Black Friday is nearly as popular as the rest of the holiday shopping season

IMI's latest poll also shows being relevant to consumers goes beyond product and price.

The Christmas holidays are now only barely edging out Black Friday as the shopping period most Canadians look forward to.

That’s one of the findings in IMI’s latest wave of pandemic research, which polled consumers worldwide, including 1,000 in Canada.

According to IMI’s data, the Christmas holidays are the favourite shopping day for 27% of respondents, compared with 26% for Black Friday, the day that kicks off the shopping season. This was followed by 23% who said it was “any day I can afford it” and 16% who said they like any shopping day, regardless of occasion or event. That was followed by other sales events like Amazon Prime Day and Cyber Monday (both at 14%).

While the popularity of Black Friday is surging, 37% of Canadians will “buy nothing” on Black Friday this year, while another 32% “have no idea if they will spend more or less.”

“It’s up to brands to intercept them,” according to Don Mayo, IMI’s global managing partner. “Success is about being relevant, having a compelling offering and, most importantly, being better than the competition.”

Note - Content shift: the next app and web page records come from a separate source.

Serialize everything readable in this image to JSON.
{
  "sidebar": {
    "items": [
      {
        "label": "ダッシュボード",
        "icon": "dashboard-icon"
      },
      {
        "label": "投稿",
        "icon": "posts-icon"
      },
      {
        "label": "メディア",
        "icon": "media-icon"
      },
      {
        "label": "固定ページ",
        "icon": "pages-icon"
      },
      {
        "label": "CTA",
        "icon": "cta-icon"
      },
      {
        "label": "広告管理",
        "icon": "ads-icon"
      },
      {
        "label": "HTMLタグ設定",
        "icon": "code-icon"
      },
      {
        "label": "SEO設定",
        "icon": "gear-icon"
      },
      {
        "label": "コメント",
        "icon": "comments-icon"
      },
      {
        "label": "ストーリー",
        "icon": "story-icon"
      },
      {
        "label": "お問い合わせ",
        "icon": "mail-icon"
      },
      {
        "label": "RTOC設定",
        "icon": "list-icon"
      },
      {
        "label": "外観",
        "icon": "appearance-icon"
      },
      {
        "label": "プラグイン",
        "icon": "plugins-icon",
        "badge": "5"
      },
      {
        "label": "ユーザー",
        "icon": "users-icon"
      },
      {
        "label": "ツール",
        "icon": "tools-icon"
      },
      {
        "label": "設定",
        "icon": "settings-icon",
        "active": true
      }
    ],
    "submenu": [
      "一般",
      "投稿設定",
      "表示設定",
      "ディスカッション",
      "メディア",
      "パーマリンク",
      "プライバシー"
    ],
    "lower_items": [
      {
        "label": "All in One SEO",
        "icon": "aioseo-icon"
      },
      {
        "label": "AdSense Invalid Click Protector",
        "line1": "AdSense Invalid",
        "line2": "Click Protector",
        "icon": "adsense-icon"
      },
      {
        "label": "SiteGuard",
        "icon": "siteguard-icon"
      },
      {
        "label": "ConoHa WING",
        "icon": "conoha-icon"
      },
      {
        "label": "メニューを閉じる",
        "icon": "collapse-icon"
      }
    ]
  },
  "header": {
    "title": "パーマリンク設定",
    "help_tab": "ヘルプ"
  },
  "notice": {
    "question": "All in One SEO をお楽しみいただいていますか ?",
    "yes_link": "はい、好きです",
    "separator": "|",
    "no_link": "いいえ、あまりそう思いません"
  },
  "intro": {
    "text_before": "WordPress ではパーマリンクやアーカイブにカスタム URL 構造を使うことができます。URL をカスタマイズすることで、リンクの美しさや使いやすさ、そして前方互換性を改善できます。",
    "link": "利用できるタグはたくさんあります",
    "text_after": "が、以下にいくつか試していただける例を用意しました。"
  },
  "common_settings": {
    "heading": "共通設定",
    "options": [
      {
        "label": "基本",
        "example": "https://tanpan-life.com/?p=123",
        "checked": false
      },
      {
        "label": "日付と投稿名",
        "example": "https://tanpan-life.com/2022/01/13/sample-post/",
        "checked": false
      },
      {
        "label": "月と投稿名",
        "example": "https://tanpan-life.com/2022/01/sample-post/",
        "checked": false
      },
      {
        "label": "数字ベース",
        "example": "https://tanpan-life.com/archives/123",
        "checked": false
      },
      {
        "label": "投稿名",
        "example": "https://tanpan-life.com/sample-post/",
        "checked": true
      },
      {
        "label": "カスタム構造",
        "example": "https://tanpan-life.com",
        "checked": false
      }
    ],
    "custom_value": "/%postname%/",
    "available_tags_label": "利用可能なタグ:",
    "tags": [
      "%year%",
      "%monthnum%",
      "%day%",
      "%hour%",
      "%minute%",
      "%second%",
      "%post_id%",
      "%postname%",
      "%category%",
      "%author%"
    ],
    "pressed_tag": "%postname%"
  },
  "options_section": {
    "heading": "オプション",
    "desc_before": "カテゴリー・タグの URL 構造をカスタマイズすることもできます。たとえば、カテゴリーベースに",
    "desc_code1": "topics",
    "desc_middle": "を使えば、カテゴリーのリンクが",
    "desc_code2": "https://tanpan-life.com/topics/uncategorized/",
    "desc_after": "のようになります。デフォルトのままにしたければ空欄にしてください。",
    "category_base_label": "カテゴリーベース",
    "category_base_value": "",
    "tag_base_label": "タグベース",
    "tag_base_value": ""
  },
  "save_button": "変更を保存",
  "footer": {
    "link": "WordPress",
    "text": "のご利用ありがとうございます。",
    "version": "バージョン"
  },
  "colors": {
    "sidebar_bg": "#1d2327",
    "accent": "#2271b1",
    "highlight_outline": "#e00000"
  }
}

Some brands, he says, are doing their part to be more relevant in the pandemic, beyond just getting in-demand products or discounting them.

A strong concept, Mayo says, is CIBC’s “Pace It” payment instalment plan for purchases north of $100 on its no or low-fee credit cards. He says the instalment plan is is an effective means of engaging with consumers during COVID by helping them address cost concerns, and it makes people feel more positive about the brand.

Mayo also cites Zara’s clothing sizing tool, which has added further metrics to help pandemic shoppers wary of trying clothes on in store but who might still be apprehensive about whether online purchases are right for them. In addition to helping people determine the best size based on their height, weight, build, age and how they typically like their clothes to fit, it also shows return rates for products. While sizing tools have been around for a long time, offering return rate figures is a benefit to consumers who are more skittish about returns, Mayo says.

Consumers still remain concerned about returning indoors. According to IMI, 46% of respondents will require a vaccine before attending an indoor concert, 42% for an indoor sporting event, 39% for a film screening and 19% for a mall.

IMI also reports Canadians are looking to next spring and summer as times they would be most comfortable returning to live shows such as art galleries, auto shows, gardening shows and indoor concerts.

While these dates seem far off, there are glimpses of optimism: sit-down dining momentum is building, as is the desire to patronize quick service restaurants and to travel anywhere, even by boat.

“I’m a bit surprised that buffet and cruises are showing strong momentum, but that’s good news for those industries,” Mayo says.